------ Data shown ------

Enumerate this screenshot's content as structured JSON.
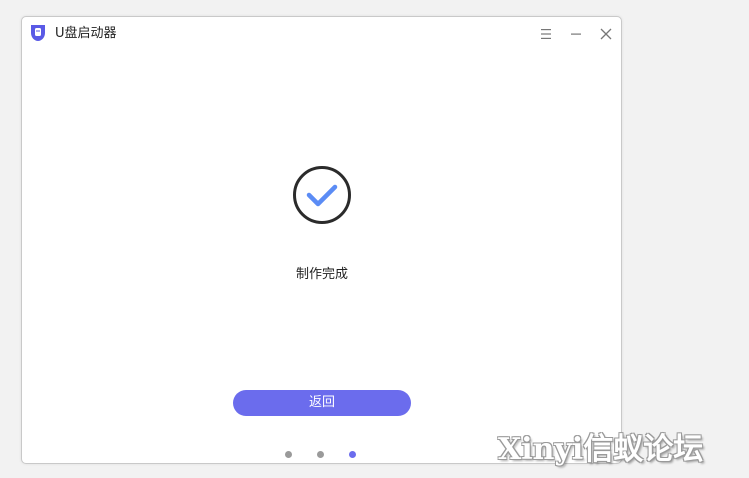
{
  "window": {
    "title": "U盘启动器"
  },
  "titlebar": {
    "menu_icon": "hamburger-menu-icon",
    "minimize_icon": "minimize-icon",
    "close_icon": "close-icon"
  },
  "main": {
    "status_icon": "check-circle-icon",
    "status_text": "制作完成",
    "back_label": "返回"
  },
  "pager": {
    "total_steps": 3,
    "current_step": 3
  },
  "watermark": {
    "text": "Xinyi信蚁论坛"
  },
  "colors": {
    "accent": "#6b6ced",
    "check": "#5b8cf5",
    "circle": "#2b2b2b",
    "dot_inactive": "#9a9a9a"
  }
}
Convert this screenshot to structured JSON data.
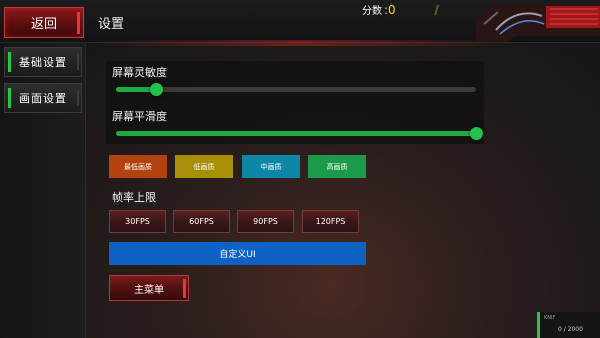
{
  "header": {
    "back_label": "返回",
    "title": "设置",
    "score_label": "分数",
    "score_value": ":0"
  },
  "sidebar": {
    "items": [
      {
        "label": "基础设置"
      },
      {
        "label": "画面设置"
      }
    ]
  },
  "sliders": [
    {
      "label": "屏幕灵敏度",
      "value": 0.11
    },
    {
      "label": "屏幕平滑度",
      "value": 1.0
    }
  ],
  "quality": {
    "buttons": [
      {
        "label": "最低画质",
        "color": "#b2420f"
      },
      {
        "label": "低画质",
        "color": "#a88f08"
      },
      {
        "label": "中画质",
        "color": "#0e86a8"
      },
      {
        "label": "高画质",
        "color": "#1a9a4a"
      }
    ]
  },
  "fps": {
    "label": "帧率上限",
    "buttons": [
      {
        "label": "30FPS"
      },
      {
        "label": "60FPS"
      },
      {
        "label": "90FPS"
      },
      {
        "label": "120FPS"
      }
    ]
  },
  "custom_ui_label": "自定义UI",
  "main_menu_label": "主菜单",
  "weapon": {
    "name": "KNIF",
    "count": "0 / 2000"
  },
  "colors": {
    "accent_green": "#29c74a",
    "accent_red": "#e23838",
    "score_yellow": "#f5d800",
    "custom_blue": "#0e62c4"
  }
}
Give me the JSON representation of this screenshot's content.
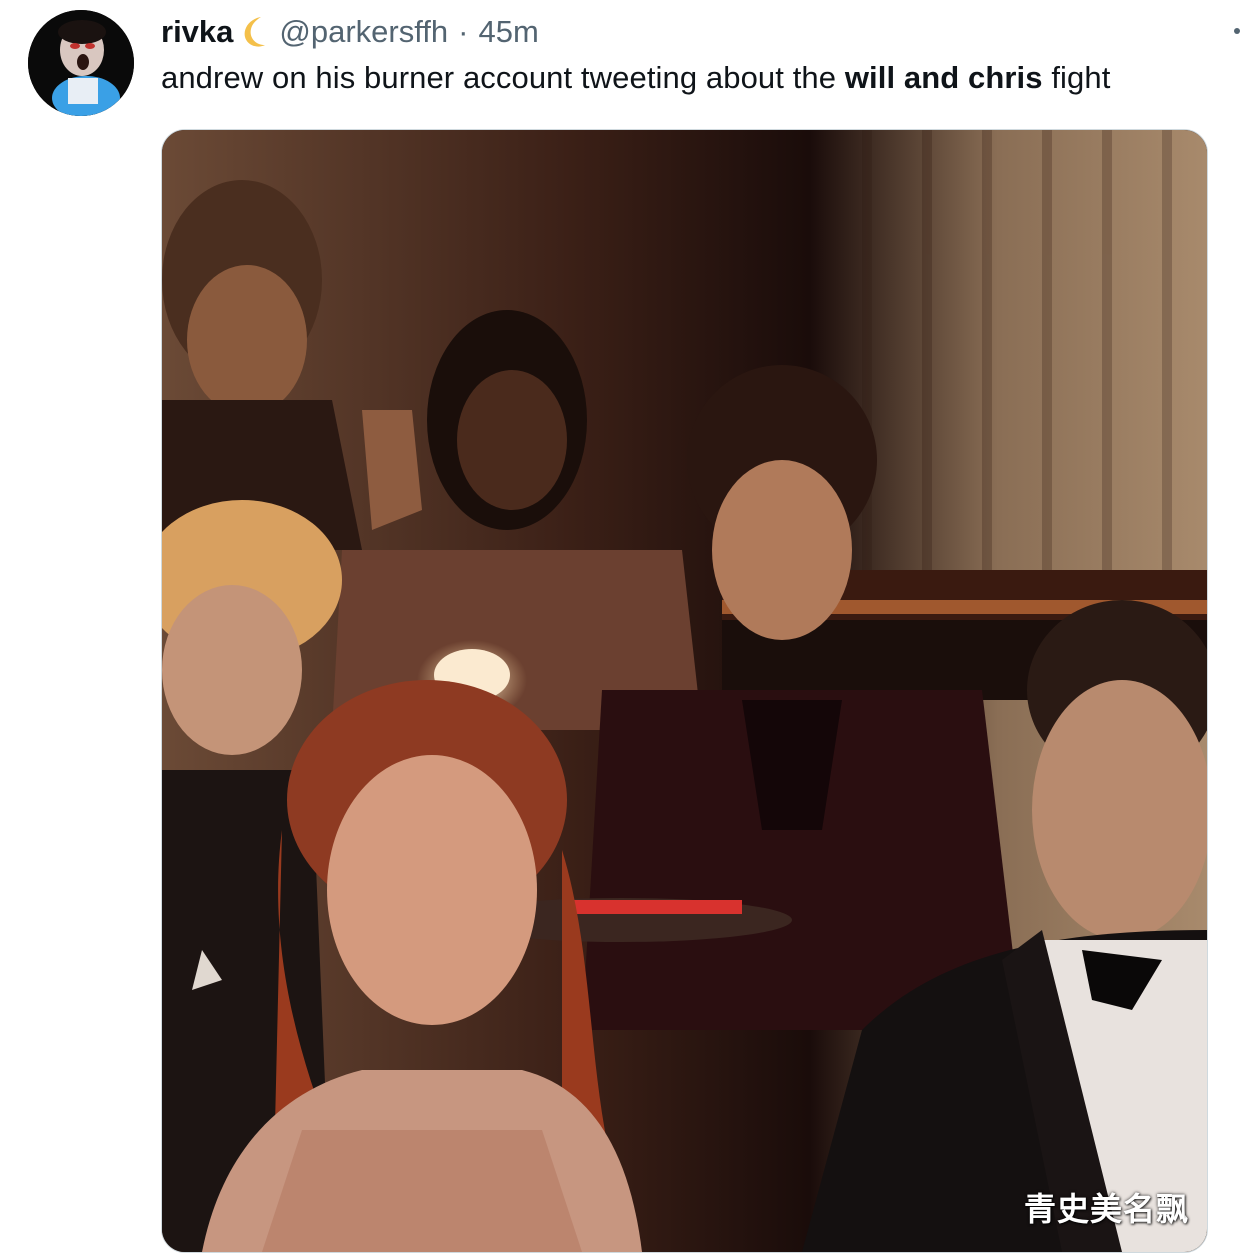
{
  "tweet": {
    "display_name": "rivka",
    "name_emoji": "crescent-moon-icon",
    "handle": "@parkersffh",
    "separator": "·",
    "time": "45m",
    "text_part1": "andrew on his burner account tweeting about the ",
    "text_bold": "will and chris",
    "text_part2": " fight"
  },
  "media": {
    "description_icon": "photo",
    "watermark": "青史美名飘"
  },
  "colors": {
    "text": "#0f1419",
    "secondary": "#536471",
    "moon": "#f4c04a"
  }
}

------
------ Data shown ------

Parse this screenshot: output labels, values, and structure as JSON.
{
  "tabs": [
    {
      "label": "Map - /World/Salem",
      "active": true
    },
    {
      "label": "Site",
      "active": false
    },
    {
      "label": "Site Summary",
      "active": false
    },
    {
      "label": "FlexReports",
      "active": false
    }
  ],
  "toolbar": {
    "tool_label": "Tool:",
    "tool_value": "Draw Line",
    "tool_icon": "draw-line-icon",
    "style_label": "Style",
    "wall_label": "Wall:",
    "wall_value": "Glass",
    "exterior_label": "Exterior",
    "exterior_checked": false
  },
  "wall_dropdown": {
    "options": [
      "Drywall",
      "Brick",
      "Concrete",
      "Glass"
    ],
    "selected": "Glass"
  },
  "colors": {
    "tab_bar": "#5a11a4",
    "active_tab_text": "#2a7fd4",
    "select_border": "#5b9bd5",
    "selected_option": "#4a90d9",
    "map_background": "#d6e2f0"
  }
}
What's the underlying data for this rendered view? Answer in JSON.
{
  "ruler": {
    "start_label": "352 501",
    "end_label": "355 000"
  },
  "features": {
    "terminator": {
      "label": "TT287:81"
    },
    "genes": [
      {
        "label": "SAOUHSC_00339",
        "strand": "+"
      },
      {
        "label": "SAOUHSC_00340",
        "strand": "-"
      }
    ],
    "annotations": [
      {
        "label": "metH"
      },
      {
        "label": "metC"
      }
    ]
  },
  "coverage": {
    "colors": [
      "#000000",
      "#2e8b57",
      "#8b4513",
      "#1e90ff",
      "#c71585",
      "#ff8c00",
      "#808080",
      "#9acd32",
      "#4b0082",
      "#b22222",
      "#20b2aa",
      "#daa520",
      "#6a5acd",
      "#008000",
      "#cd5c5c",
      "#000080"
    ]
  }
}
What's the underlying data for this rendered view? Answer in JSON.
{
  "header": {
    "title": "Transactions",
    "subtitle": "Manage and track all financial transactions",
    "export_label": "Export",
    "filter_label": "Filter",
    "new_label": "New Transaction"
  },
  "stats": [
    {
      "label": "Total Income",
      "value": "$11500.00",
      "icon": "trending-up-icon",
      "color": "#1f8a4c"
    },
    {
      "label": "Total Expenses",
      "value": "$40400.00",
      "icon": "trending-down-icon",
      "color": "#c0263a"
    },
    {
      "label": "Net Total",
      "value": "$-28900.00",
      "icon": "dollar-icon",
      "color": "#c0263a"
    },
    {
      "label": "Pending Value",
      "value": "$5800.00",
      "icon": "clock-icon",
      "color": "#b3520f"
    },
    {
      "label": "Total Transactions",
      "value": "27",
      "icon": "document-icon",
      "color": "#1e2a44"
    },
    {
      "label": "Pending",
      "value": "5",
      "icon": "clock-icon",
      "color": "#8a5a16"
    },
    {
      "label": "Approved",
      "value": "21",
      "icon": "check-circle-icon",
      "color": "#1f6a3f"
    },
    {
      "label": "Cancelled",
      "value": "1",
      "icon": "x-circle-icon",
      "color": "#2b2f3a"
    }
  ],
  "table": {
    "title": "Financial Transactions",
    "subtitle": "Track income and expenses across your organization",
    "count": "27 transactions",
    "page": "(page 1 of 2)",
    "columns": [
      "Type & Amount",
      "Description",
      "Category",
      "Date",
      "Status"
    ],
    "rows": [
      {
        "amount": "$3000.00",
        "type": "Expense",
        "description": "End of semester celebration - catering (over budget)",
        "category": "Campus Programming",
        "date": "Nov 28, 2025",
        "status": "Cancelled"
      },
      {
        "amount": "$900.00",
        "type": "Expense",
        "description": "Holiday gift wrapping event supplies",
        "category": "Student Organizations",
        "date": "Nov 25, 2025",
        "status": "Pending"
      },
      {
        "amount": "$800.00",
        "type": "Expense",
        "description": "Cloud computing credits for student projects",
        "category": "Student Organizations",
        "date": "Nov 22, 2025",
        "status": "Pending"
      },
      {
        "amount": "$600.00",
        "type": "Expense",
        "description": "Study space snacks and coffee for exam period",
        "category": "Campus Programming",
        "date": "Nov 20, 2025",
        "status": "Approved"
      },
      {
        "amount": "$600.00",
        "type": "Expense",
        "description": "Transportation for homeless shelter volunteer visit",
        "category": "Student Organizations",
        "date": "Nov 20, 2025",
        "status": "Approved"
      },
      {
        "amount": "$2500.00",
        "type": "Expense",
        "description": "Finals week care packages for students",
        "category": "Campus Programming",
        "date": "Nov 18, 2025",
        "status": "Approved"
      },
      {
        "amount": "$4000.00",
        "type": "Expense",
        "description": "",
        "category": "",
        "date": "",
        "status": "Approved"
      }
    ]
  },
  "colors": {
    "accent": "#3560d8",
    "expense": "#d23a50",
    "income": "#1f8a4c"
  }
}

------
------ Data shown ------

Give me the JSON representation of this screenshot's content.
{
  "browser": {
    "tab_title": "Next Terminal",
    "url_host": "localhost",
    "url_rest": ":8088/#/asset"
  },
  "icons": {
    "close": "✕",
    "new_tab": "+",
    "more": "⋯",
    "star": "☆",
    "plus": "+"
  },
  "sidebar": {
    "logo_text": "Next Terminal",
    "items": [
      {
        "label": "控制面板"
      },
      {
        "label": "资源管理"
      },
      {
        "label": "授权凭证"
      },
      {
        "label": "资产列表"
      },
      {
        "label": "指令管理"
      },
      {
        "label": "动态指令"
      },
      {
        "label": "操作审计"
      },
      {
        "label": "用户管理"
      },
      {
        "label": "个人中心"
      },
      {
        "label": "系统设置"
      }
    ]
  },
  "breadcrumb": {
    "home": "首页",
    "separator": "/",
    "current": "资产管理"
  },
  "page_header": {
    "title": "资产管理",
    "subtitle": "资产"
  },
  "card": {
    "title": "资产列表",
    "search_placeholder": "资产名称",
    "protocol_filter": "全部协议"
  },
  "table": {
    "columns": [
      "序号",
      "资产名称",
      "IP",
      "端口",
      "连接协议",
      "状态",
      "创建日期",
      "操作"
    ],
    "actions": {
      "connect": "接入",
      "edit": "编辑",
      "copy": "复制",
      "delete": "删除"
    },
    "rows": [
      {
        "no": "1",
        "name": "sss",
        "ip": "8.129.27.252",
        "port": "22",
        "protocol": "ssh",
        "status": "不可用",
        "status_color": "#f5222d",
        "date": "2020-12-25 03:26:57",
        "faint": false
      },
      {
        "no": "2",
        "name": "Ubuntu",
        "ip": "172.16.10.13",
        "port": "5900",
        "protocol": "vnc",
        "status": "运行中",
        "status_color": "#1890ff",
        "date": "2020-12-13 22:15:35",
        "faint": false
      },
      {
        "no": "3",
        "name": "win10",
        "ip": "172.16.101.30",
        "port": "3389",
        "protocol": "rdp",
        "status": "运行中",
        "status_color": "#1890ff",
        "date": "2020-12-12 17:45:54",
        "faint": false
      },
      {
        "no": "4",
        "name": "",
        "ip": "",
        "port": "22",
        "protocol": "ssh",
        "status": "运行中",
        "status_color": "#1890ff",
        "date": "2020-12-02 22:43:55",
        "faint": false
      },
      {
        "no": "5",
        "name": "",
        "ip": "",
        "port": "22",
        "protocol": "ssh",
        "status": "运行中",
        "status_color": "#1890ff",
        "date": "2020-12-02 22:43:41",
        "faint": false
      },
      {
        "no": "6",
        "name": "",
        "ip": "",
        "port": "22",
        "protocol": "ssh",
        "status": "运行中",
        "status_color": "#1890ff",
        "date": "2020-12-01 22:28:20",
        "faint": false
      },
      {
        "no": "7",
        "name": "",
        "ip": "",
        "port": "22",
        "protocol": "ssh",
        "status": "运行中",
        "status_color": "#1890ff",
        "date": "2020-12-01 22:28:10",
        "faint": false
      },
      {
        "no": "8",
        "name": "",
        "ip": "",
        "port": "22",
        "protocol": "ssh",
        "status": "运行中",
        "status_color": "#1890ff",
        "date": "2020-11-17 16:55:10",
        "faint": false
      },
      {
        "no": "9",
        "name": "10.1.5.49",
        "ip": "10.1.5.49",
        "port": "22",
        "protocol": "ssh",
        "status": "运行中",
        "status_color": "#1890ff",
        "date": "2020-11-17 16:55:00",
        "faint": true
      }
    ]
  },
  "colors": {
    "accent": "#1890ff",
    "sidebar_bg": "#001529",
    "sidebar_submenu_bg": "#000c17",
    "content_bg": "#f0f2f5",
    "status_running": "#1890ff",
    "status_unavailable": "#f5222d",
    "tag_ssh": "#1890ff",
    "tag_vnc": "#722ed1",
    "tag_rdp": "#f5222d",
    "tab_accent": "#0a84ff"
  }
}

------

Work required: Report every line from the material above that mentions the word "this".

Task output:
Enumerate this screenshot's content as structured JSON.
Convert this screenshot to structured JSON data.
Give me the JSON representation of this screenshot's content.
Parse this screenshot: output labels, values, and structure as JSON.
What's the underlying data for this rendered view? Answer in JSON.
What's the underlying data for this rendered view? Answer in JSON.
Give me the JSON representation of this screenshot's content.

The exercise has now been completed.